So when my sister was excited to walk down the aisle, regardless of the particulars of how that ceremony itself would play out, she was responding to the call of her life. She was saying: “I don’t care how this all plays out. I just want to walk towards the love of my life!”
While I should have been celebrating and laughing with her I found myself pulled by a culture that said I wasn’t doing it right. Which is kind of ridiculous if you think about it. I’ve never been to the same wedding twice. Which is to say, everyone has a different path down the aisle. So what do we do when we recognize we’re being pulled from the celebration? For good or for ill, here’s what I did:
I intentionally reflected on it all and found myself thankful for the grace to see that I was torn. The night prior I had been certain that I was right as I hammered home a new plan of action for us all and you couldn’t have told me otherwise. But this dream set me straight. I apologized to God (and to Andy!) for believing that he was intentionally withholding from me. Then I couldn’t help but marvel at the fact that God would allow difficulty in my life to expose what keeps me from the expectation of the best things for us. Lastly, I asked for the faith to believe that he is already working to provide the next piece of the puzzle that is a part of our journey.

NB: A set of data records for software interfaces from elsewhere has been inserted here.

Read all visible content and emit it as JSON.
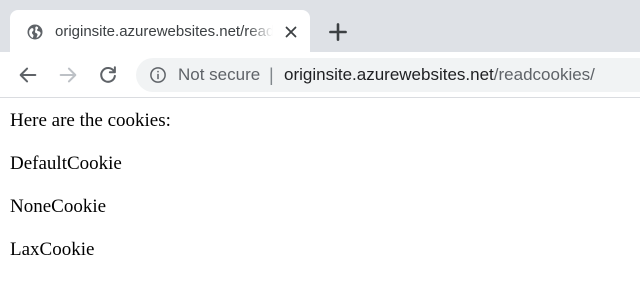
{
  "tab": {
    "title": "originsite.azurewebsites.net/readcookies/",
    "icon": "globe-icon",
    "close_icon": "close-icon"
  },
  "newtab": {
    "icon": "plus-icon"
  },
  "navigation": {
    "back_icon": "back-arrow-icon",
    "forward_icon": "forward-arrow-icon",
    "reload_icon": "reload-icon"
  },
  "omnibox": {
    "info_icon": "info-icon",
    "security_label": "Not secure",
    "separator": "|",
    "url_host": "originsite.azurewebsites.net",
    "url_path": "/readcookies/"
  },
  "page": {
    "heading": "Here are the cookies:",
    "cookies": [
      "DefaultCookie",
      "NoneCookie",
      "LaxCookie"
    ]
  },
  "colors": {
    "tabstrip_bg": "#dee1e6",
    "omnibox_bg": "#f1f3f4",
    "icon_color": "#5f6368"
  }
}
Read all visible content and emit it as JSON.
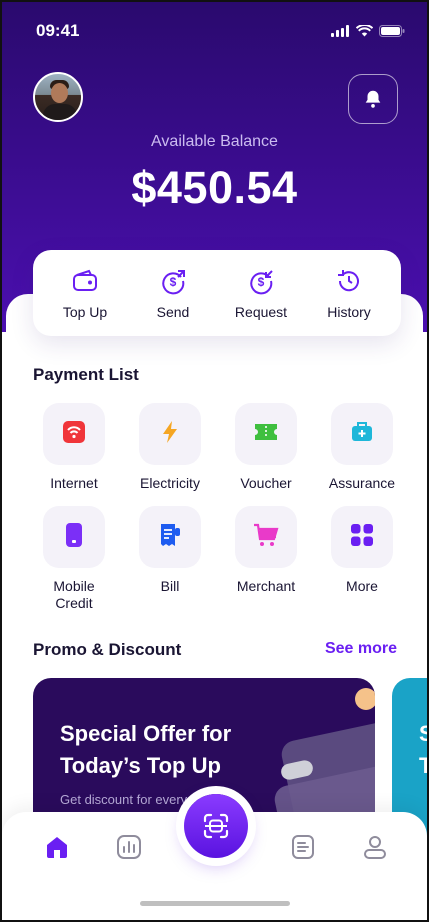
{
  "status": {
    "time": "09:41"
  },
  "balance": {
    "label": "Available Balance",
    "value": "$450.54"
  },
  "actions": [
    {
      "label": "Top Up",
      "icon": "wallet-icon"
    },
    {
      "label": "Send",
      "icon": "send-money-icon"
    },
    {
      "label": "Request",
      "icon": "request-money-icon"
    },
    {
      "label": "History",
      "icon": "history-icon"
    }
  ],
  "payment": {
    "title": "Payment List",
    "items": [
      {
        "label": "Internet",
        "icon": "wifi-icon",
        "color": "#f0353a"
      },
      {
        "label": "Electricity",
        "icon": "lightning-icon",
        "color": "#f5a623"
      },
      {
        "label": "Voucher",
        "icon": "voucher-icon",
        "color": "#3fbf3f"
      },
      {
        "label": "Assurance",
        "icon": "medical-bag-icon",
        "color": "#1eb7d9"
      },
      {
        "label": "Mobile\nCredit",
        "icon": "phone-icon",
        "color": "#7b2ff7"
      },
      {
        "label": "Bill",
        "icon": "receipt-icon",
        "color": "#1e5cf0"
      },
      {
        "label": "Merchant",
        "icon": "cart-icon",
        "color": "#e93ac9"
      },
      {
        "label": "More",
        "icon": "grid-icon",
        "color": "#6a1ff2"
      }
    ]
  },
  "promo": {
    "title": "Promo & Discount",
    "see_more": "See more",
    "card_title": "Special Offer for\nToday’s Top Up",
    "card_subtitle": "Get discount for every top up",
    "card2_title": "S\nT"
  },
  "colors": {
    "accent": "#6a1ff2",
    "hero": "#3a0c8f"
  }
}
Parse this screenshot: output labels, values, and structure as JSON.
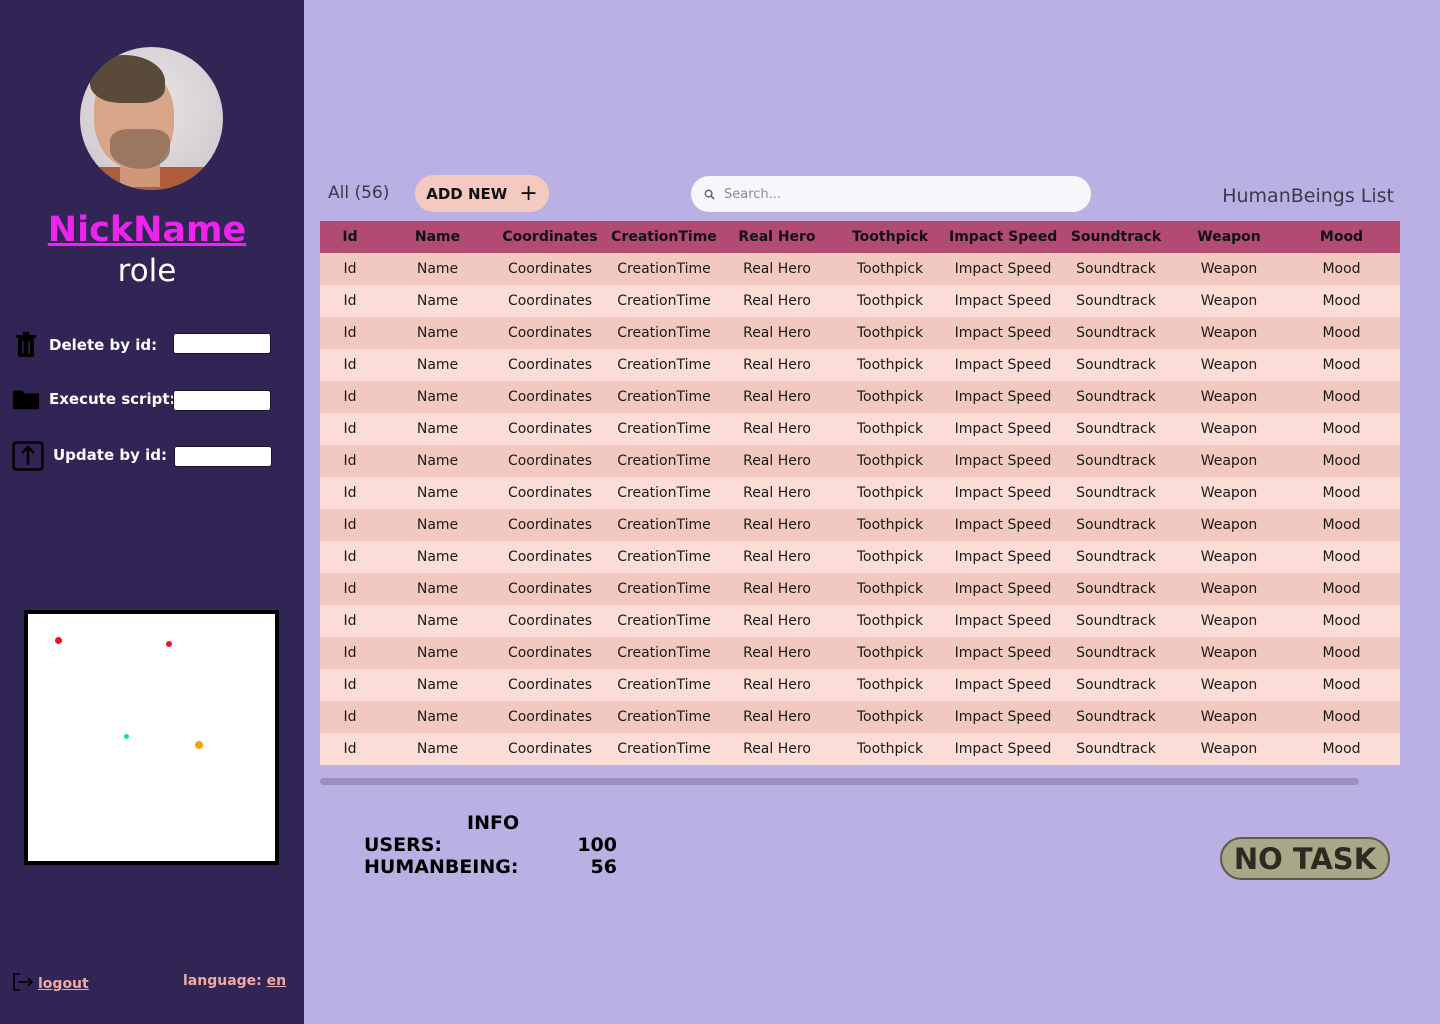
{
  "profile": {
    "nickname": "NickName",
    "role": "role"
  },
  "actions": [
    {
      "label": "Delete by id:",
      "icon": "trash-icon",
      "value": ""
    },
    {
      "label": "Execute script:",
      "icon": "folder-icon",
      "value": ""
    },
    {
      "label": "Update by id:",
      "icon": "upload-icon",
      "value": ""
    }
  ],
  "map": {
    "dots": [
      {
        "color": "#e8151c"
      },
      {
        "color": "#e8151c"
      },
      {
        "color": "#19e27a"
      },
      {
        "color": "#f6a20f"
      }
    ]
  },
  "footer": {
    "logout": "logout",
    "language_label": "language:",
    "language_value": "en"
  },
  "toolbar": {
    "all_label": "All (56)",
    "add_new": "ADD NEW",
    "add_icon": "plus-icon",
    "search_placeholder": "Search...",
    "list_title": "HumanBeings List"
  },
  "table": {
    "columns": [
      "Id",
      "Name",
      "Coordinates",
      "CreationTime",
      "Real Hero",
      "Toothpick",
      "Impact Speed",
      "Soundtrack",
      "Weapon",
      "Mood"
    ],
    "rows": [
      [
        "Id",
        "Name",
        "Coordinates",
        "CreationTime",
        "Real Hero",
        "Toothpick",
        "Impact Speed",
        "Soundtrack",
        "Weapon",
        "Mood"
      ],
      [
        "Id",
        "Name",
        "Coordinates",
        "CreationTime",
        "Real Hero",
        "Toothpick",
        "Impact Speed",
        "Soundtrack",
        "Weapon",
        "Mood"
      ],
      [
        "Id",
        "Name",
        "Coordinates",
        "CreationTime",
        "Real Hero",
        "Toothpick",
        "Impact Speed",
        "Soundtrack",
        "Weapon",
        "Mood"
      ],
      [
        "Id",
        "Name",
        "Coordinates",
        "CreationTime",
        "Real Hero",
        "Toothpick",
        "Impact Speed",
        "Soundtrack",
        "Weapon",
        "Mood"
      ],
      [
        "Id",
        "Name",
        "Coordinates",
        "CreationTime",
        "Real Hero",
        "Toothpick",
        "Impact Speed",
        "Soundtrack",
        "Weapon",
        "Mood"
      ],
      [
        "Id",
        "Name",
        "Coordinates",
        "CreationTime",
        "Real Hero",
        "Toothpick",
        "Impact Speed",
        "Soundtrack",
        "Weapon",
        "Mood"
      ],
      [
        "Id",
        "Name",
        "Coordinates",
        "CreationTime",
        "Real Hero",
        "Toothpick",
        "Impact Speed",
        "Soundtrack",
        "Weapon",
        "Mood"
      ],
      [
        "Id",
        "Name",
        "Coordinates",
        "CreationTime",
        "Real Hero",
        "Toothpick",
        "Impact Speed",
        "Soundtrack",
        "Weapon",
        "Mood"
      ],
      [
        "Id",
        "Name",
        "Coordinates",
        "CreationTime",
        "Real Hero",
        "Toothpick",
        "Impact Speed",
        "Soundtrack",
        "Weapon",
        "Mood"
      ],
      [
        "Id",
        "Name",
        "Coordinates",
        "CreationTime",
        "Real Hero",
        "Toothpick",
        "Impact Speed",
        "Soundtrack",
        "Weapon",
        "Mood"
      ],
      [
        "Id",
        "Name",
        "Coordinates",
        "CreationTime",
        "Real Hero",
        "Toothpick",
        "Impact Speed",
        "Soundtrack",
        "Weapon",
        "Mood"
      ],
      [
        "Id",
        "Name",
        "Coordinates",
        "CreationTime",
        "Real Hero",
        "Toothpick",
        "Impact Speed",
        "Soundtrack",
        "Weapon",
        "Mood"
      ],
      [
        "Id",
        "Name",
        "Coordinates",
        "CreationTime",
        "Real Hero",
        "Toothpick",
        "Impact Speed",
        "Soundtrack",
        "Weapon",
        "Mood"
      ],
      [
        "Id",
        "Name",
        "Coordinates",
        "CreationTime",
        "Real Hero",
        "Toothpick",
        "Impact Speed",
        "Soundtrack",
        "Weapon",
        "Mood"
      ],
      [
        "Id",
        "Name",
        "Coordinates",
        "CreationTime",
        "Real Hero",
        "Toothpick",
        "Impact Speed",
        "Soundtrack",
        "Weapon",
        "Mood"
      ],
      [
        "Id",
        "Name",
        "Coordinates",
        "CreationTime",
        "Real Hero",
        "Toothpick",
        "Impact Speed",
        "Soundtrack",
        "Weapon",
        "Mood"
      ]
    ]
  },
  "info": {
    "title": "INFO",
    "users_label": "USERS:",
    "users_value": "100",
    "humanbeing_label": "HUMANBEING:",
    "humanbeing_value": "56"
  },
  "task": {
    "label": "NO TASK"
  },
  "colors": {
    "sidebar": "#302554",
    "main_bg": "#bbb0e3",
    "header_row": "#b24b74",
    "row_even": "#f1c9c0",
    "row_odd": "#fbdcd6",
    "nickname": "#ee24ee",
    "link": "#f1a9a0"
  }
}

Martin Luther King, Jr. was ultimately killed for daring to dream of and speak for a better world. I wish like hell it didn’t take his death to shake us awake. Yet 40 plus years after his death I sat in a classroom one Tuesday before college graduation and realized I wanted to be a part of the feast that he, and the scriptures he tried to live by, were inviting us into. This didn’t happen in a vacuum. It came after learning about him over and over again and going on trip after trip to engage with folks who’ve had different American experiences than I. I ultimately realized I could go get a corporate job that probably paid really well but left me spiritually empty or I could hold out for a position that stirred up my heart for more partnership with God. The jobs that have pulled that out of me the most have been my roles at Habitat for Humanity and my role as a mom.
I don’t think this leap was insignificant. Taking a position that makes $30,000 a year so that economically distressed individuals can become first time homeowners is not necessarily the best investment of a 17 year private school education. At least if we’re just looking at the numbers. Staying at home with a child is even less so! But at Habitat and in this season with Ellie I see echoes of what the feast will be like in ways that I’m certain I would not have seen as a corporate marketing executive. People who were unjustly kept from opportunities for home ownership finally had the barriers removed. Seemingly insignificant things are inviting great wonder again. While my hopes for the future are taking longer to come to fruition I find that the difficulty makes their eventual appearance that much sweeter. So today I remember the dream of Martin Luther King, Jr. and am encouraged by the city I live in to keep figuring out ways to live out his vision. He was not a perfect man but I know this one thing about him: he tried to show up peacefully and make space for everyone to sit at the table. I hope to follow his lead.
The full text of Dr. King’s speech is here. I can’t recommend reading it enough!